Shrek is a movie from Disney and Dream Works that ‘pokes fun’ at many well known fairy tales, despite the fact that it is a fairy tale, if an unconventional one. One of the main themes of the story is “Do not judge a book by its cover”, a lesson that is very common among fairy tales. This theme is developed through the characters Shrek, Fiona, and the Dragon.
Shrek is probably the most important example of the theme being developed through a character. In the beginning he lives alone in his swamp, seeming content. As the story progresses, he meets Donkey, who sees him as a friend, not a “big stupid ugly ogre.” This touches Shrek (though he refuses to admit it), and he reveals to Donkey that people, for obvious reasons, judge him before they even know him. In actuality, Shrek is a kind ogre that is quite lonely. Several scenes show Shrek eating big meals himself; a communion for one, as opposed to the idea that communion is meant to consist of friends and family. This emphasizes the idea that many people judge Shrek and refuse to even try becoming his friend.

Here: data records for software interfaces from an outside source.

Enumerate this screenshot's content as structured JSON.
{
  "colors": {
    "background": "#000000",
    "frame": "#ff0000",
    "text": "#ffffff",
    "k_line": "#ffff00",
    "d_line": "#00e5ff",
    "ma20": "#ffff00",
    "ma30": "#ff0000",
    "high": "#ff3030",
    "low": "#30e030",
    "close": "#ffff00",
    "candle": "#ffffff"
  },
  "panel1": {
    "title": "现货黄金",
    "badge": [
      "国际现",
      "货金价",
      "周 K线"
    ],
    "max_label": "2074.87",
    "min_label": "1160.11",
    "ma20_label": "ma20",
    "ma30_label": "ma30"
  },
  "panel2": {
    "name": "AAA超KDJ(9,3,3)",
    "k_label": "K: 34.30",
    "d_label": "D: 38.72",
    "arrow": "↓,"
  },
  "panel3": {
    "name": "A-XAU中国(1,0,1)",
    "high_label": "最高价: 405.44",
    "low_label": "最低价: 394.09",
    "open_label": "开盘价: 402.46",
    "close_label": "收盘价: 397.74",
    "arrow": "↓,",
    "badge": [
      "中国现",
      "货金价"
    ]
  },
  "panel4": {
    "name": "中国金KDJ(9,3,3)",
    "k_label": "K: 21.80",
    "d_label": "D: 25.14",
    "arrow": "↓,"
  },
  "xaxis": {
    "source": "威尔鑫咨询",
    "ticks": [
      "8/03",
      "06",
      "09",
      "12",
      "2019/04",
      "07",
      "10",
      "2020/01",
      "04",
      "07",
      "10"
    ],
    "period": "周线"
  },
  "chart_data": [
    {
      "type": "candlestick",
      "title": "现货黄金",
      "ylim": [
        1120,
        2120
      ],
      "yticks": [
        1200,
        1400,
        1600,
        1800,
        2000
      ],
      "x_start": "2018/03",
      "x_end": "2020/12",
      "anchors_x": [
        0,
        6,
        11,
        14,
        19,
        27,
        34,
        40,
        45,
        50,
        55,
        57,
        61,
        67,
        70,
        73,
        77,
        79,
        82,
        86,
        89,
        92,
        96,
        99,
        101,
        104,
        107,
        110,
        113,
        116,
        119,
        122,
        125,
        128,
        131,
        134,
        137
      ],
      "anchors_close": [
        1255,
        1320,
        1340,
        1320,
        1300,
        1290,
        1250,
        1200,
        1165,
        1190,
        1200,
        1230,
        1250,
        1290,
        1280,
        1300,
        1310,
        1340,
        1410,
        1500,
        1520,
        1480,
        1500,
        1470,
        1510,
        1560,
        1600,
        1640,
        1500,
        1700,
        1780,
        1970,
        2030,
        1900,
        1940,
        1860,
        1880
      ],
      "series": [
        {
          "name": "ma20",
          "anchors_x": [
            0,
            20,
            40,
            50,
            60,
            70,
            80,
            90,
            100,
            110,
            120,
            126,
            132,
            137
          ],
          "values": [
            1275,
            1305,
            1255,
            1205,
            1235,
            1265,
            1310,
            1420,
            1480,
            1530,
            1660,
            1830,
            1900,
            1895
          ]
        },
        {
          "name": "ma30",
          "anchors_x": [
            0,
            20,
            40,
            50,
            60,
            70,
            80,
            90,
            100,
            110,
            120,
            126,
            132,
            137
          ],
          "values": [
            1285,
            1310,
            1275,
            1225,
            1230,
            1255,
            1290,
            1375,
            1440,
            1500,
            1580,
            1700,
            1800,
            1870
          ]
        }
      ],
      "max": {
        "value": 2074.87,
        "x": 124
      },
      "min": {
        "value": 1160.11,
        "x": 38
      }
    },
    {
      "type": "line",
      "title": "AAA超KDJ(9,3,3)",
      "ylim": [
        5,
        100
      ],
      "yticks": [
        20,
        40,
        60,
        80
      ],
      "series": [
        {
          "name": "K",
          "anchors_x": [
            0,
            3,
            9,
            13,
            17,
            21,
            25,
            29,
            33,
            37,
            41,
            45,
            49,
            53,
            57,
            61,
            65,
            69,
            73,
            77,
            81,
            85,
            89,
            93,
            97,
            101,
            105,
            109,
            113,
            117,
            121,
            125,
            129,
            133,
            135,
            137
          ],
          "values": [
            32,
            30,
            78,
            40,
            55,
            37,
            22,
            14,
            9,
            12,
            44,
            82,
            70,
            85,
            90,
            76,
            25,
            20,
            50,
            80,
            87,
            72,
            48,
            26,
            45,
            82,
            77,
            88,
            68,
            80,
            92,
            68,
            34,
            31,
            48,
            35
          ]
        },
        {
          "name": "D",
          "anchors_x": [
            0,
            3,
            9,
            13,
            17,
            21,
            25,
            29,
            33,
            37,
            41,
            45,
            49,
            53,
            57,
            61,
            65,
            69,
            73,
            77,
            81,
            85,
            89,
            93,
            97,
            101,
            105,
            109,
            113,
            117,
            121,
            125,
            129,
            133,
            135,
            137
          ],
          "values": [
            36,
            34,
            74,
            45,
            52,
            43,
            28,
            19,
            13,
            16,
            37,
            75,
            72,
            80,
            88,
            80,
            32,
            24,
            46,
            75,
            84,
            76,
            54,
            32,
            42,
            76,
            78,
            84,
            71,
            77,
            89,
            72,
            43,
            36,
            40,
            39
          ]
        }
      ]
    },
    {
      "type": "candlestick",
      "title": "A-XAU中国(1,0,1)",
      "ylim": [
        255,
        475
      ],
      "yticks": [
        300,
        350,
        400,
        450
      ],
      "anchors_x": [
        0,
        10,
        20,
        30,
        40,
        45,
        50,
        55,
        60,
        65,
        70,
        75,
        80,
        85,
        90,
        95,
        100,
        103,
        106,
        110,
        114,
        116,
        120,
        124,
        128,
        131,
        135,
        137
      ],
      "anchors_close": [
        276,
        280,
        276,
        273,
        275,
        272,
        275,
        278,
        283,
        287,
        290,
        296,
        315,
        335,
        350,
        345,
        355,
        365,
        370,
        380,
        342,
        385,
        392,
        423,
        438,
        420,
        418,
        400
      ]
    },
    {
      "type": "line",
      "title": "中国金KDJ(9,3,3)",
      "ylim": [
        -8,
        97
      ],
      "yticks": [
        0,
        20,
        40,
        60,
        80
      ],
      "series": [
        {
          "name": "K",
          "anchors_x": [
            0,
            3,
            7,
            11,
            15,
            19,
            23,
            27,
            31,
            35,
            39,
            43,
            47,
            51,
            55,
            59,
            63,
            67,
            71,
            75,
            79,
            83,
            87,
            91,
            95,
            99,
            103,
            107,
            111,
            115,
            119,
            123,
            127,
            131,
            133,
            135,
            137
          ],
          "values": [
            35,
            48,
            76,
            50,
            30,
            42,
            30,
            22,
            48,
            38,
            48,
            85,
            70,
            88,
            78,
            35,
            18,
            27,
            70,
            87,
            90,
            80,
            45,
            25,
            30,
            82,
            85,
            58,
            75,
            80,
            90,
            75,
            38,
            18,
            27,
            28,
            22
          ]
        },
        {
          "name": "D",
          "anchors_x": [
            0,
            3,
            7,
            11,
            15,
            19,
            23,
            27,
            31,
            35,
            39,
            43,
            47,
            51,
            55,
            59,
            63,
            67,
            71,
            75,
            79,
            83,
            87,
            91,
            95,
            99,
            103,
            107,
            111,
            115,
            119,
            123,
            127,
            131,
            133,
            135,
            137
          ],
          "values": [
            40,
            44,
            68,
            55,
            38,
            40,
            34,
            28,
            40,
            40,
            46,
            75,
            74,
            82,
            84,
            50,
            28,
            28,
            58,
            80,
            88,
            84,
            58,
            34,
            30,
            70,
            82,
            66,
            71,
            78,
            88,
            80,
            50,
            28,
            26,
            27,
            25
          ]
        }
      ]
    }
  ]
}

Princess Fiona is yet another example of a character one should not be so quick to judge. At first Fiona gives off a ‘typical’ princess vibe. She complains that Shrek’s method of rescuing her is not at all fairy-tale-like. She is resistant to Shrek at first, seeing him as a brutish, selfish ogre. Further along in their quest back to her groom-to-be Lord Farquad, Fiona realizes she was harsh in her judgment of Shrek. She befriends the ogre, and later reveals that she is cursed to turn into an ogre when the sun sets. When she transforms, Fiona sees herself as an ugly monster and refuses to let anybody except Donkey see her that way. Shrek, at the last minute, accepts tae fact that he is in love with Fiona, even if she is a princess. At the end of the tale, Farquad sees Fiona as an ogre and orders her to be locked back in the tower she came from, calling her ugly. In the end Shrek ends up with...